Taking Care of Your Thyroid
January is National Thyroid Month! In addition, I find that a majority of my clients tend to present with symptoms of thyroid disease. Which is not surprising since over 20 million Americans have some form of thyroid disease. Sadly, 60% of those affected are unaware that they have a thyroid issue. Women are more likely than men to suffer from thyroid issues with one in eight women developing a thyroid condition in her lifetime.
What is the Thyroid:
It’s a gland that is located on the front of the neck, below the larynx. Most people are familiar with the thyroid because they know it plays a role in metabolism. And everyone wants to know how to speed up their metabolism in order to shed those pounds, right? However, metabolism is more than just burning calories, the thyroid regulates the metabolic rate of every cell in the body. Therefore, the health of the thyroid is vital to every function in the body. I like to think of the thyroid as a thermostat, in that it regulates the amount of heat (energy) that is being produced. Just like how you want the temperature of your house to stay at a steady temperature, you also want your metabolism to stay steady – not too high (fast) and not too low (slow). The health of the thyroid ensures a consistent metabolism and therefore a consistent weight.
The thyroid is also involved in more than just metabolism. It’s also involved in digestion, muscle control, maintaining brain health and development, maintaining integrity of the bones, and is even involved in regulating mood.

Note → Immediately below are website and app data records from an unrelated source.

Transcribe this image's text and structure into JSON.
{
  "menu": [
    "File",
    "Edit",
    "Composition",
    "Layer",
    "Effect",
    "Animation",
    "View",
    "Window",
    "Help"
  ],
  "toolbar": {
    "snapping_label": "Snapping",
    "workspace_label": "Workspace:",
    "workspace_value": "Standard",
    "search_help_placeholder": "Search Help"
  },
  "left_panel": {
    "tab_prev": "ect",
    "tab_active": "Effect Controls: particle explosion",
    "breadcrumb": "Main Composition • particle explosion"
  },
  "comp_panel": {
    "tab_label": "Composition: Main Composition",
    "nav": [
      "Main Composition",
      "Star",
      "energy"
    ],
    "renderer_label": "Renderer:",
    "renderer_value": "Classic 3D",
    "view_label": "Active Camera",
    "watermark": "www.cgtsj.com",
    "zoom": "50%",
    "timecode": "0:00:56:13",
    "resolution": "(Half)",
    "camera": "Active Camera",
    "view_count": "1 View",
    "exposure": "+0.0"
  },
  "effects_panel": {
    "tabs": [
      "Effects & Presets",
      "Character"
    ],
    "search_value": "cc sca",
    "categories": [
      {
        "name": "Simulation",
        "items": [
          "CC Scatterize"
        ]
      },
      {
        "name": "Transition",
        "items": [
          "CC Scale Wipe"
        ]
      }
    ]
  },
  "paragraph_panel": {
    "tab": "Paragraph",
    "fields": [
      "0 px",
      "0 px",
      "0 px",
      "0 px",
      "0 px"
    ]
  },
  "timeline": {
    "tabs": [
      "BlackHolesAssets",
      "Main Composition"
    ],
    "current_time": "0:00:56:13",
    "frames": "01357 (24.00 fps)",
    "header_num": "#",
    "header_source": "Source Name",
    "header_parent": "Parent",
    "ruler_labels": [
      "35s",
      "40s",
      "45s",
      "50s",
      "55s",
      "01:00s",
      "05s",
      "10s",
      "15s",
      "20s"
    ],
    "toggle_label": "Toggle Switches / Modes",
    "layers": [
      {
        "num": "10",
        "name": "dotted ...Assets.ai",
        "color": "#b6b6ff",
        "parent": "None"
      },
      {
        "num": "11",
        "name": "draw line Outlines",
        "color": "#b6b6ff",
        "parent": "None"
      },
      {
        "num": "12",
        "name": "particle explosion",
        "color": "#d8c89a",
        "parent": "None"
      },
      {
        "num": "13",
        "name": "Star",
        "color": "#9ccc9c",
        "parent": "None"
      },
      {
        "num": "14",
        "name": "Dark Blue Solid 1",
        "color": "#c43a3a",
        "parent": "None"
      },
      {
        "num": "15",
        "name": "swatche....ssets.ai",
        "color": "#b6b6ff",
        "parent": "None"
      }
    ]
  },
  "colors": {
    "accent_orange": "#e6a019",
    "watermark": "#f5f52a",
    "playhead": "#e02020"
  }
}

The thyroid is part of the endocrine system which is responsible for producing and regulating all the hormones in the body. There are 3 hormones that the thyroid produces: thyroxine (T4) and triiodothyronine (T3) are most commonly referred to as thyroid hormones, and calcitonin which helps to regulate calcium levels. If the thyroid is not producing adequate amounts of these hormones, or even producing too much, it will cause imbalance in the body. The body thrives off of being in homeostasis, so anything that is off balance will create problems within the body.

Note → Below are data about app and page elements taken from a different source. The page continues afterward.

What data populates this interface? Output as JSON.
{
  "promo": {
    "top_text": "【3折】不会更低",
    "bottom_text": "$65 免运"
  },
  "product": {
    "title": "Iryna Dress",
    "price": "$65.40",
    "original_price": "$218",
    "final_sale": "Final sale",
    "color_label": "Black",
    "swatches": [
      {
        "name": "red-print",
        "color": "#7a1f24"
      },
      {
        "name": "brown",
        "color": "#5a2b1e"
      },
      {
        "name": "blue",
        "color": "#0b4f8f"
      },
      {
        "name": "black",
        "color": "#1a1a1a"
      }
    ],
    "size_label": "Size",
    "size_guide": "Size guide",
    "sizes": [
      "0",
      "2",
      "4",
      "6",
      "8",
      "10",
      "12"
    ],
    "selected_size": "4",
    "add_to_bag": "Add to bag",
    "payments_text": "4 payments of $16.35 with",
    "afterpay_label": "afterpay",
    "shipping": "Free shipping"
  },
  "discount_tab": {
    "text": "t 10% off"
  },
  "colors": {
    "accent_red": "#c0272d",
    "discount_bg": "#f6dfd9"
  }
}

Common Signs of Thyroid Dysfunction:
- Trouble losing weight or sudden weight gain (hypothyroid)
- Sudden weight loss (hyperthyroid)
- Cognitive issues (poor memory, brain fog)
- Menstrual issues
- Sensitivity to cold
- Hair loss
- Susceptible to infections and takes longer to heal
There are two main classifications of thyroid disease – hyperthyroidism, where the thyroid is producing too much; or hypothyroidism, where the thyroid is not producing enough. Thyroid disease can also be due to an autoimmune condition: Hashimoto’s or Grave’s disease. While sometimes Hashimoto’s and hypothyroidism can present in the same person, the diseases are not the same.
How to Help Support Your Thyroid
Nutrition: There are a lot of key nutrients that help to support your thyroid. Iodine is the most known one for supporting the thyroid when production is low (iodine can be contraindicated when thyroid production is high such as with hyperthyroidism.) Zinc, selenium, vitamin E, and vitamin A are also necessary for thyroid hormone production.
Iodine – seaweed, fish, and eggs.
Selenium- Brazil nuts, tuna, sardines, eggs, and legumes.
Zinc – oysters, shellfish, beef, and chicken.
Vitamin E – nuts, seeds, green leafy vegetables, and fish.
Vitamin A – Eggs, orange and yellow fruits and vegetables, green leafy vegetables.
So, as you can see, eating a diverse and well-balanced diet is the best way to help support your thyroid. Eating a variety of colored vegetables as well as getting in lean meats and plenty of seafood is a great first step in supporting the health of your thyroid.
The question about goitrogens generally comes up in relation to thyroid. Goitrogens are compounds that can interfere with thyroid hormone production and get their name because they can cause goiters to grow on the thyroid. Goitrogens are found in soy products, cruciferous vegetables like broccoli, cabbage, spinach, cauliflower, and kale, as well as some nuts and seeds. The studies are conflicting when it comes to goitrogens and really depends on other nutrients such as iodine. This is why working with a practitioner that knows your specific health history and lab work is important because it is not a blanket protocol for everyone.
Exercise: Exercise is important for stimulation of the thyroid gland. Improvement in metabolic rate due to exercise is a result of the effect that exercise has on thyroid gland since it’s responsible for metabolism. So, take one of our moringa wellness shots and head out for a walk, run, or hike and help support your thyroid!
Stress Management: The thyroid and adrenal glands are closely related. The adrenals are best known for cortisol production; however, they are responsible for the production and balance of other hormones such as estrogen, testosterone, and progesterone. High stress due to any reason can have a negative impact on adrenal function which can impact thyroid function as well. The body is interconnected, so dysfunction in one area can lead to imbalance in other areas.
There are more specific ways to support your thyroid depending on what issues you are experiencing. Please consult a practitioner before starting any protocol to make sure there are not any contraindications. You can schedule an initial consultation with me here.
*The information here is for education purposes only. It is not meant to constitute medical advice. Please consult with a licensed professional before beginning any sort of supplement or diet protocol. *